The business community was hoping for consistency from policy makers. They don’t have that yet. European leaders must now seize the opportunity to strengthen their ambitions and set the EU on a clear path to an innovative, prosperous, job-creating, low carbon future.
Sven Harmeling, CARE
Instead of putting an end to the global leadership vacuum on climate change, which could have triggered a step change in ambition to tackle the climate crisis, the EU has left poor countries and communities around the world with just a glimmer of hope that Europe will do its fair share of the heavy lifting needed to avert climate catastrophe.
Regrettably, EU leaders have shown they are not willing to fight tooth and nail to reduce emissions with the level of courage that science tells us we urgently need.
The agreement – to cut greenhouse gas emissions by at least 40% by 2030 – is half-baked.

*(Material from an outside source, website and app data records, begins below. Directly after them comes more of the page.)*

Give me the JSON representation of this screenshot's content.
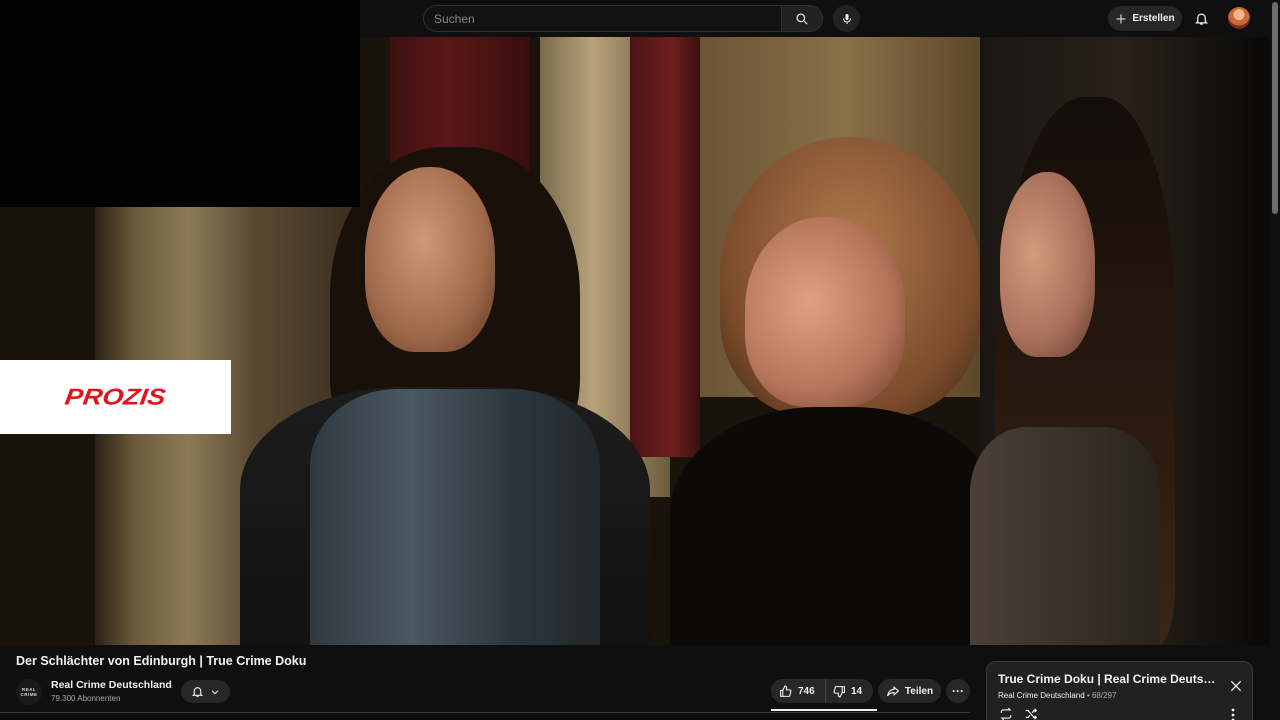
{
  "search": {
    "placeholder": "Suchen"
  },
  "header": {
    "create_label": "Erstellen"
  },
  "ad": {
    "brand": "PROZIS"
  },
  "video": {
    "title": "Der Schlächter von Edinburgh | True Crime Doku"
  },
  "channel": {
    "name": "Real Crime Deutschland",
    "subscribers": "79.300 Abonnenten",
    "avatar_text_line1": "REAL",
    "avatar_text_line2": "CRIME"
  },
  "actions": {
    "likes": "746",
    "dislikes": "14",
    "share_label": "Teilen",
    "more_label": "···"
  },
  "playlist": {
    "title": "True Crime Doku | Real Crime Deutschland",
    "channel": "Real Crime Deutschland",
    "position": "68/297",
    "separator": " • "
  },
  "colors": {
    "background": "#0f0f0f",
    "button_bg": "#272727",
    "ad_red": "#e1141e",
    "text_primary": "#f1f1f1",
    "text_secondary": "#aaaaaa"
  }
}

The EU can and should have gone further to show that major emitting countries are serious about avoiding large-scale climate disruption.
Instead, the EU may be ushering in a new era of loss and damage from climate change impacts which is already, and will increasingly, hit billions of the world’s poorest and most vulnerable people hardest – this is an extreme, global, injustice.
Katja Hall, CBI
A binding target of 40% emissions reduction is the right result to achieve our energy and climate goals.
The UK government has worked effectively with other allies to ensure member states have the flexibility to meet it in the way that best suits their own circumstances. Now the Commission must get on with the important task of reforming the EU emissions trading system, while making sure that our energy intensive industries get the support they need to maintain their competitiveness.
This agreement also lays a firm foundation for the climate negotiations next year in Paris, and Europe’s leaders must now work hard towards securing an equally ambitious target from other countries.